Re: procfs problems

david parsons (o.r.c@p.e.l.l.c.h.i.i.l.u.s)
17 Apr 1997 00:51:34 -0700

In article <>,
Stefan Monnier <monnier+/news/lists/linux/kernel@TEQUILA.SYSTEMSZ.CS.YALE.EDU> wrote:
>o.r.c@p.e.l.l.c.h.i.i.l.u.s (david parsons) writes:
>> can be used even when /usr/bin has gone south for the winter. One of
>> the lessons of Windows NT is that even though a binary registry can
>> be nice for writing simple-minded gui tools, it's a real bitch when
>> something gets corrupted. Human readable text, on the other hand, is
>> amenable to deal with when your display tool is toast.
>I don't knwo about you, but I don't consider your sh-script as a human.
>I could do the exact same script with a binary format /proc if we could put
>something more than just sh in /bin.

What about the pathological case of an install floppy, where you've
got space constraints?

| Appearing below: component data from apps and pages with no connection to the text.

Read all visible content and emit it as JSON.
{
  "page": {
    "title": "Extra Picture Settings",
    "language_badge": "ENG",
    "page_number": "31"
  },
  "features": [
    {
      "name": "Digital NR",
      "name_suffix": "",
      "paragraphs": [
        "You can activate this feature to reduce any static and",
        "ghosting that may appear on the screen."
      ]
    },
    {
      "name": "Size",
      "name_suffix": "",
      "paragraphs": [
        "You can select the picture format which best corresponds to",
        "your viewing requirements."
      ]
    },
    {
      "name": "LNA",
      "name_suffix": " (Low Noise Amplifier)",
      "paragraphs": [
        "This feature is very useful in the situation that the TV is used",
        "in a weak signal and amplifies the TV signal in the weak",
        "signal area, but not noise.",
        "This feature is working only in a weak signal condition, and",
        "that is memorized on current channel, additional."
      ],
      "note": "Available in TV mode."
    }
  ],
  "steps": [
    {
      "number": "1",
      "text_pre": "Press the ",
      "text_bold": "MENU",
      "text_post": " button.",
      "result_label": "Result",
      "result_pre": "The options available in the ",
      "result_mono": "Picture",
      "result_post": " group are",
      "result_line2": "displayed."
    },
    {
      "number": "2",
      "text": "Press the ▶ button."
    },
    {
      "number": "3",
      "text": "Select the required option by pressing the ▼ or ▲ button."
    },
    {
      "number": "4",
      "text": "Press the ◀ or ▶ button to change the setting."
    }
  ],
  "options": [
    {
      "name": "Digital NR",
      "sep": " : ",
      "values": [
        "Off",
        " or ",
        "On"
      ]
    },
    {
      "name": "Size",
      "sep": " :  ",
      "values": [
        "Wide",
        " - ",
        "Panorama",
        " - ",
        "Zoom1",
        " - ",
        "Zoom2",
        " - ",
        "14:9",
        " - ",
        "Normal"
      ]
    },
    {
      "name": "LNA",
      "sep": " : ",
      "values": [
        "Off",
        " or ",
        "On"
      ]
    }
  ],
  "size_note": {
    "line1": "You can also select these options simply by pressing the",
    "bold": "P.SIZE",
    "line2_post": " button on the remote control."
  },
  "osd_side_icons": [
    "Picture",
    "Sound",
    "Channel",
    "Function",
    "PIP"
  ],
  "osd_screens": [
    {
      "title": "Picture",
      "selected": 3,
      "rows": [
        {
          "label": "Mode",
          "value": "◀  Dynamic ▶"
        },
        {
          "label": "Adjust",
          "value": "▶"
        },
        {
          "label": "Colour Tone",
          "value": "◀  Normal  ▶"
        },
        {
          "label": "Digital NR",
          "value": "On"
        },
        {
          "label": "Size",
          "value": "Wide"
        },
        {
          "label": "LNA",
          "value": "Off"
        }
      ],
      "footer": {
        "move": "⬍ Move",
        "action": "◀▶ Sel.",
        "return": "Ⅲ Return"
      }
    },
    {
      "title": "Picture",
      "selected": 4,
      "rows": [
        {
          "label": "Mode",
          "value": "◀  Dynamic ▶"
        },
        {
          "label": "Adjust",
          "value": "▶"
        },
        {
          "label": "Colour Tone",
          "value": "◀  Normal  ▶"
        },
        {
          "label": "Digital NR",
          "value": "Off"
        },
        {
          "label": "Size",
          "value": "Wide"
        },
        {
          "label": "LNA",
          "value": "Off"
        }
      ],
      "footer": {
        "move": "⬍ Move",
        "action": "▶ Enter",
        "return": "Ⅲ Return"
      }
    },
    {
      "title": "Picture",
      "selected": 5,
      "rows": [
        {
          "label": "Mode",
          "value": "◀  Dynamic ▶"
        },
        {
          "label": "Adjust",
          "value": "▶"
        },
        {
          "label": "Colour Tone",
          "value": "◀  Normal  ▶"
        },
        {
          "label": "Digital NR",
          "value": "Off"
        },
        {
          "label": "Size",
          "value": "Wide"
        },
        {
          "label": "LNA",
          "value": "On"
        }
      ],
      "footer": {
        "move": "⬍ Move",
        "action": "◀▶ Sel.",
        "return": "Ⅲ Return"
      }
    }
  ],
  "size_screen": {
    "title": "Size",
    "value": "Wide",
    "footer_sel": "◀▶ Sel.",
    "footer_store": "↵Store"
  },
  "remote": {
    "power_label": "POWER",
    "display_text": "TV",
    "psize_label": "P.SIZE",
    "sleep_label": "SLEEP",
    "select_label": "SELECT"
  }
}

>Oh well, I know that Unix is the reign of text and strings, so I'm not going
>to change that in this list. Go ahead with your strings everywhere and we'll
>just keep on parsing/unparsing/parsing/unparsing/...

Is this a critical path where the extra cycles are blocking
functionality? If not, why bother changing the parsing scheme from
parsing text to parsing arbitrary binaries? It's as easy, if not
easier, to write tools that will take as input well-behaved text (if a
human does not generate this text, this is almost a given) and produce
arbitrary output as it is to write tools that take as input
well-behaved binary data and produce arbitrary output. Plus you get
the benefits of a human-readable interface without carrying around a
lot of external tools, at the cost of locking yourself into a
language (which, compared to the cost of locking yourself into
binary data blocks doesn't seem quite so horrible) and a bit of
stringspace in the kernel.

(Of course this only applies when both the interface and the tools
that read it are well-behaved. Arp -a is a notable case of this; when
I was forced to upgrade my server to 2.0.28, arp -a just stopped
working, despite reading /proc/net/arp for the arp list.)

david parsons \bi/